With Dry Needling and Western Acupuncture very fine needles are used with this treatment to penetrate through skin and reach deeper structures such as fascia, muscle, ligaments, scar tissue and even bone.

What does dry needling and acupuncture achieve?

With manual needle stimulation, trigger points within muscles can be released resulting in relief of muscular pain. Dry Needling can also be used to stimulate tissue, healing in ‘slow to heal’ conditions by reactivating the body inflammatory and resolution mechanisms. Painful tendons, ligaments, muscles and bone surface can be targeted with needling to activate pain relief via nerve pathways to pain recognition centres within the brain.

Often used in the treatment of

  • Posture
  • Range of joint motion
  • Muscle strength
  • Muscle balance


  • Needles cause minimal discomfort
  • Thin, flexible and strong needles are used
  • All needles surgically sterile and disposed of after use

Common questions

Why Dry Needling?

Dry Needling releases muscle tension and reduces pain by targeting trigger points with the use of special single-use sterile fine needles, also known as acupuncture needles. Dry Needling is an effective treatment and you will often experience immediate pain relief as your muscles relax and it is often less painful than deep tissue massage.

How does it work?

A very small needle is used to penetrate the skin targeting painful trigger points. The penetration of the needle will cause a local reaction, improving blood flow and releasing tight bands in the muscle.

What types of conditions benefit from Dry Needling?

Dry Needling may be considered by your physiotherapist in the following conditions:
-Low back pain
-Neck pain
-Pelvic Girdle pain
-Shoulder Dysfunction
-Tennis Elbow
-Knee pain
-Temporomandibular Joint (TMJ) Pain and Dysfunction
-Chronic pain
-Sports injuries
-Muscle tears/ Strains/ Tightness

Is Dry Needling safe?

Yes, it is very safe. All Physiotherapists performing Dry Needling have post-graduate training and will only suggest Dry Needling if they feel you may benefit from it. There are certain factors that may make Dry Needling an unsuitable treatment for you, your physiotherapist will be able to discuss this with you. The needles are surgically sterile, single-use and disposed of correctly.

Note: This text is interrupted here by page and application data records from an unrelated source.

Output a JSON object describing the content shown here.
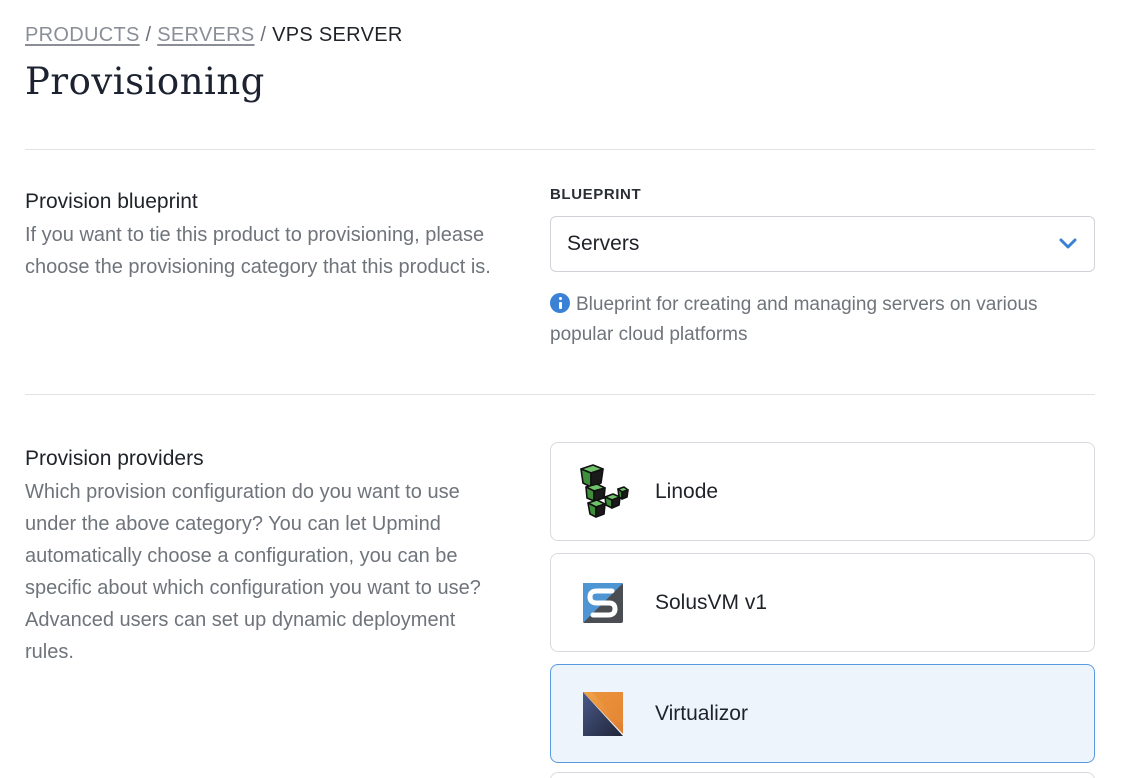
{
  "breadcrumb": {
    "items": [
      "PRODUCTS",
      "SERVERS"
    ],
    "separator": "/",
    "current": "VPS SERVER"
  },
  "page_title": "Provisioning",
  "blueprint_section": {
    "title": "Provision blueprint",
    "description": "If you want to tie this product to provisioning, please choose the provisioning category that this product is.",
    "field_label": "BLUEPRINT",
    "selected_value": "Servers",
    "hint": "Blueprint for creating and managing servers on various popular cloud platforms",
    "icons": {
      "dropdown": "chevron-down-icon",
      "hint": "info-icon"
    },
    "colors": {
      "accent": "#3b82d6"
    }
  },
  "providers_section": {
    "title": "Provision providers",
    "description": "Which provision configuration do you want to use under the above category? You can let Upmind automatically choose a configuration, you can be specific about which configuration you want to use? Advanced users can set up dynamic deployment rules.",
    "providers": [
      {
        "name": "Linode",
        "icon": "linode-logo-icon",
        "selected": false
      },
      {
        "name": "SolusVM v1",
        "icon": "solusvm-logo-icon",
        "selected": false
      },
      {
        "name": "Virtualizor",
        "icon": "virtualizor-logo-icon",
        "selected": true
      }
    ],
    "colors": {
      "selected_border": "#5a9be0",
      "selected_background": "#edf4fc"
    }
  }
}
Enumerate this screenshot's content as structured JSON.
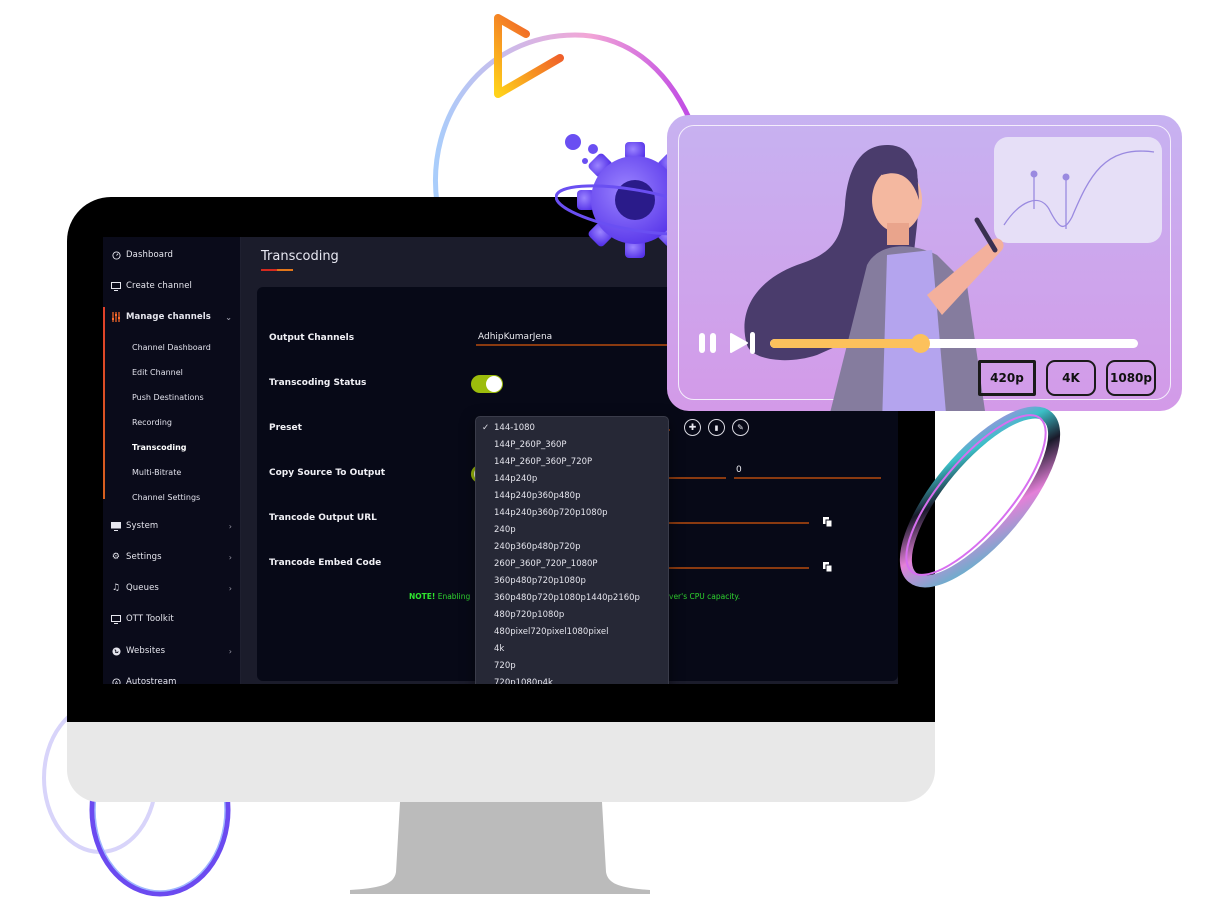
{
  "sidebar": {
    "items": [
      {
        "label": "Dashboard",
        "icon": "gauge-icon"
      },
      {
        "label": "Create channel",
        "icon": "monitor-icon"
      },
      {
        "label": "Manage channels",
        "icon": "sliders-icon",
        "expanded": true
      },
      {
        "label": "System",
        "icon": "desktop-icon"
      },
      {
        "label": "Settings",
        "icon": "gear-icon"
      },
      {
        "label": "Queues",
        "icon": "music-queue-icon"
      },
      {
        "label": "OTT Toolkit",
        "icon": "tv-icon"
      },
      {
        "label": "Websites",
        "icon": "globe-icon"
      },
      {
        "label": "Autostream",
        "icon": "autostream-icon"
      }
    ],
    "subitems": [
      {
        "label": "Channel Dashboard"
      },
      {
        "label": "Edit Channel"
      },
      {
        "label": "Push Destinations"
      },
      {
        "label": "Recording"
      },
      {
        "label": "Transcoding",
        "current": true
      },
      {
        "label": "Multi-Bitrate"
      },
      {
        "label": "Channel Settings"
      }
    ]
  },
  "main": {
    "title": "Transcoding",
    "fields": {
      "output_channels_label": "Output Channels",
      "output_channels_value": "AdhipKumarJena",
      "transcoding_status_label": "Transcoding Status",
      "transcoding_status_on": true,
      "preset_label": "Preset",
      "copy_source_label": "Copy Source To Output",
      "copy_source_value": "0",
      "output_url_label": "Trancode Output URL",
      "embed_code_label": "Trancode Embed Code"
    },
    "note": {
      "prefix": "NOTE!",
      "text_left": "Enabling",
      "text_right": "ver's CPU capacity."
    },
    "preset_dropdown": {
      "selected": "144-1080",
      "options": [
        "144-1080",
        "144P_260P_360P",
        "144P_260P_360P_720P",
        "144p240p",
        "144p240p360p480p",
        "144p240p360p720p1080p",
        "240p",
        "240p360p480p720p",
        "260P_360P_720P_1080P",
        "360p480p720p1080p",
        "360p480p720p1080p1440p2160p",
        "480p720p1080p",
        "480pixel720pixel1080pixel",
        "4k",
        "720p",
        "720p1080p4k"
      ]
    }
  },
  "video_card": {
    "progress": 0.41,
    "quality_options": [
      "420p",
      "4K",
      "1080p"
    ],
    "selected_quality": "420p"
  },
  "colors": {
    "accent_orange": "#e2761a",
    "toggle_green": "#9cbc0c",
    "note_green": "#2fd62f",
    "progress_yellow": "#fcc15c"
  }
}
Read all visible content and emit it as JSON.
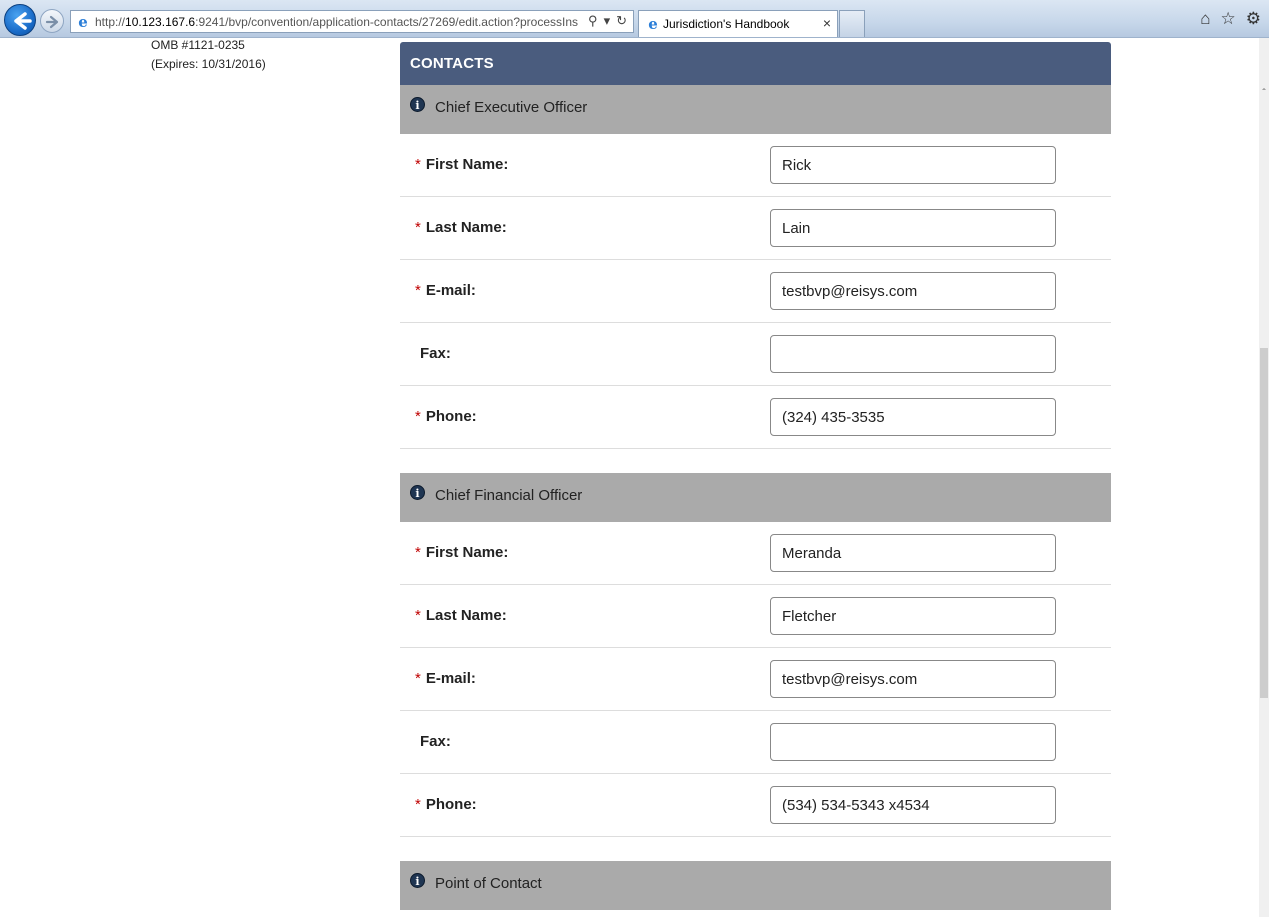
{
  "browser": {
    "url_prefix": "http://",
    "url_host": "10.123.167.6",
    "url_rest": ":9241/bvp/convention/application-contacts/27269/edit.action?processIns",
    "tab_title": "Jurisdiction's Handbook",
    "tab_close": "×",
    "icons": [
      "back-arrow-icon",
      "forward-arrow-icon",
      "ie-icon",
      "search-icon",
      "dropdown-icon",
      "refresh-icon",
      "home-icon",
      "star-icon",
      "gear-icon"
    ]
  },
  "meta": {
    "omb": "OMB #1121-0235",
    "expires": "(Expires: 10/31/2016)"
  },
  "panel": {
    "title": "CONTACTS"
  },
  "sections": [
    {
      "title": "Chief Executive Officer",
      "fields": [
        {
          "label": "First Name:",
          "required": "*",
          "value": "Rick"
        },
        {
          "label": "Last Name:",
          "required": "*",
          "value": "Lain"
        },
        {
          "label": "E-mail:",
          "required": "*",
          "value": "testbvp@reisys.com"
        },
        {
          "label": "Fax:",
          "required": "",
          "value": ""
        },
        {
          "label": "Phone:",
          "required": "*",
          "value": "(324) 435-3535"
        }
      ]
    },
    {
      "title": "Chief Financial Officer",
      "fields": [
        {
          "label": "First Name:",
          "required": "*",
          "value": "Meranda"
        },
        {
          "label": "Last Name:",
          "required": "*",
          "value": "Fletcher"
        },
        {
          "label": "E-mail:",
          "required": "*",
          "value": "testbvp@reisys.com"
        },
        {
          "label": "Fax:",
          "required": "",
          "value": ""
        },
        {
          "label": "Phone:",
          "required": "*",
          "value": "(534) 534-5343 x4534"
        }
      ]
    },
    {
      "title": "Point of Contact",
      "fields": []
    }
  ],
  "colors": {
    "header_bg": "#4a5c7e",
    "section_bg": "#aaaaaa",
    "required": "#c00000"
  }
}
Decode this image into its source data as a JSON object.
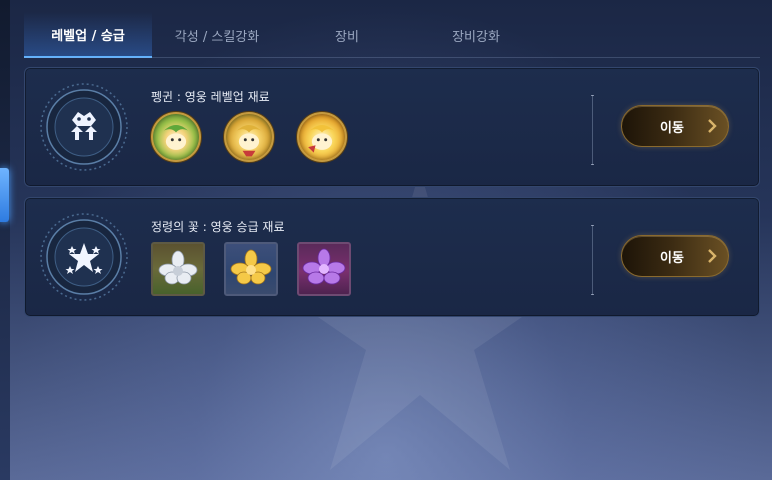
{
  "tabs": [
    {
      "label": "레벨업 / 승급",
      "active": true
    },
    {
      "label": "각성 / 스킬강화",
      "active": false
    },
    {
      "label": "장비",
      "active": false
    },
    {
      "label": "장비강화",
      "active": false
    }
  ],
  "cards": [
    {
      "title": "펭귄 : 영웅 레벨업 재료",
      "emblem_icon": "level-up-penguin-icon",
      "items": [
        "green-penguin-item-icon",
        "yellow-penguin-item-icon",
        "gold-penguin-item-icon"
      ],
      "button_label": "이동"
    },
    {
      "title": "정령의 꽃 : 영웅 승급 재료",
      "emblem_icon": "star-promotion-icon",
      "items": [
        "silver-flower-item-icon",
        "gold-flower-item-icon",
        "purple-flower-item-icon"
      ],
      "button_label": "이동"
    }
  ],
  "colors": {
    "accent_tab": "#5fb2ff",
    "button_gold": "#8a6a2e",
    "card_bg": "#1d2d4d"
  }
}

Does Dry Needling hurt?

You are unlikely to feel the dry needle when inserted. When the needle penetrates the trigger point you may feel a twitch response of the muscle, an ache which quickly settles or nothing at all. Most people will find Dry Needling to be less painful, yet more effective than a deep tissue massage.

Do I need a seperate appointment for Dry Needling?

A seperate appointment is not needed as it is incorporated into your physiotherapy session if deemed appropriate by your physio. Dry Needling is usually performed in conjunction with other treatments such as joint mobilisation, stretching, soft tissue releases and exercise. Dry Needling will only be used as a treatment method with your consent.

How many sessions do I need for Dry Needling?

Your physiotherapist will be able to discuss your specific situation with you, but most people will require more than one session to get the maximum benefit.

Is Dry Needling the same as Acupuncture?

Acupuncture and Dry Needling techniques are similar but their use in treatment and rationale are different.

Dry Needling and ‘Western Acupuncture’ are performed by physiotherapists with post graduate training. It incorporates needling within the western framework of anatomy and neurophysiological principles. Whereas, Acupuncture generally relates to the traditional Chinese medicine based on stimulating the flow of Chi (energy) through the meridians of the body.

Dry Needling